A further 20,909 new cases of Covid-19 have been reported in Ireland today.
There are 1,055 people in hospital with the virus. Of those patients, 92 are in ICU.
Eighty-three more deaths have been notified to NPHET in the past week. The total number of Covid-19 deaths in the Republic of Ireland is now 6,035.
Letterkenny University Hospital has the fourth highest number of Covid-19 patients today. There were 64 patients with the virus being treated onsite last night, with three Covid patients in ICU.
Changes to close contact rules were approved by Cabinet today to allow people who are fully vaccinated close contacts to avoid isolation. From Friday, they will be advised to wear a medical or higher grade mask and to take regular antigen tests.
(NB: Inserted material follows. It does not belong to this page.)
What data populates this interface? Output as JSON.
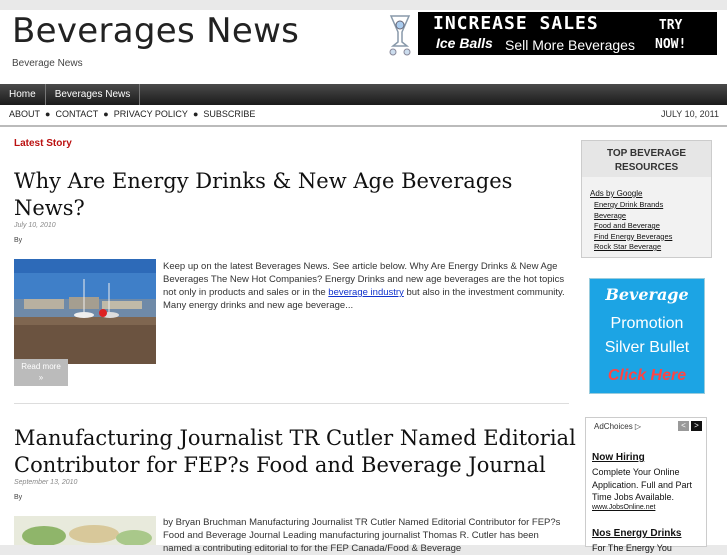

Close contacts who have not received a booster vaccine will have to restrict their movements for seven days.
If a close contct becomes symptomatic, they should immediately self-isolate, get tested and wear a mask as appropriate.
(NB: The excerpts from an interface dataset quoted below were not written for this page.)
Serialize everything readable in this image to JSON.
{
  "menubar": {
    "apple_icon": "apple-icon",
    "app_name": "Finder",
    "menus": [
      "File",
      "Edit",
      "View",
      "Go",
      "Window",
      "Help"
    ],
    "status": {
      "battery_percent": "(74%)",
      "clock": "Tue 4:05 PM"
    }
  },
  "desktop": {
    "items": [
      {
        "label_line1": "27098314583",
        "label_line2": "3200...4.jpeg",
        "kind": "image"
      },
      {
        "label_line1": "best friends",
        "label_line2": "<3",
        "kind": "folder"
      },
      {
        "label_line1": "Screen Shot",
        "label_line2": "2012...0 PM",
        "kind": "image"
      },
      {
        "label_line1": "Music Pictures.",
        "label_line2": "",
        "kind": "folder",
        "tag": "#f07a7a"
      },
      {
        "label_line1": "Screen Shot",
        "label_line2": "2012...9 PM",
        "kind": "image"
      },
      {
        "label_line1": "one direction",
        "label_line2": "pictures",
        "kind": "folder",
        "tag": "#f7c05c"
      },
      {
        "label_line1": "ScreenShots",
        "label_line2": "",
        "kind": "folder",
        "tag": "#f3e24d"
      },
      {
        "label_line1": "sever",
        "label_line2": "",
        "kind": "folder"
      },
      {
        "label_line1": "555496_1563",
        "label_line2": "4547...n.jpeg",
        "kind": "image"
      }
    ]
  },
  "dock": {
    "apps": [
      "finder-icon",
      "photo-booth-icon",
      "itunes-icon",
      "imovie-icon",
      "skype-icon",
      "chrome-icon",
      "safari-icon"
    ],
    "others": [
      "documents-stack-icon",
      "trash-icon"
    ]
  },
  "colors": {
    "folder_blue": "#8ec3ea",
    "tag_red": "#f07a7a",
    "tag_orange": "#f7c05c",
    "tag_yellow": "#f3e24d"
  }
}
Dr Tony Holohan, Chief Medical Officer, Department of Health, said: “The Omicron variant of COVID-19 is continuing to have a significant impact on all areas of our society and economy due to its increased growth advantage compared to Delta. There are some early, positive indicators however, that suggest infection from Omicron results in less severe illness and reduced requirement for care in hospital.
“It is important to note that the changes announced today cover a range of measures from self-isolation and restriction of movements to mask wearing and testing. These measures are more proportionate to the current level of infection and the impact it is having. In particular, while we are reducing the requirement to self-isolate and restrict movements for cases and close contacts respectively, we are strengthening guidance relating to mask wearing and reduced social contact for the full 10 days following diagnosis or last known close contact.
“These measures are intended to maintain our protection of public health while reducing pressure on the health service and enabling the continued operation of other economic and social sectors in society, including essential services.”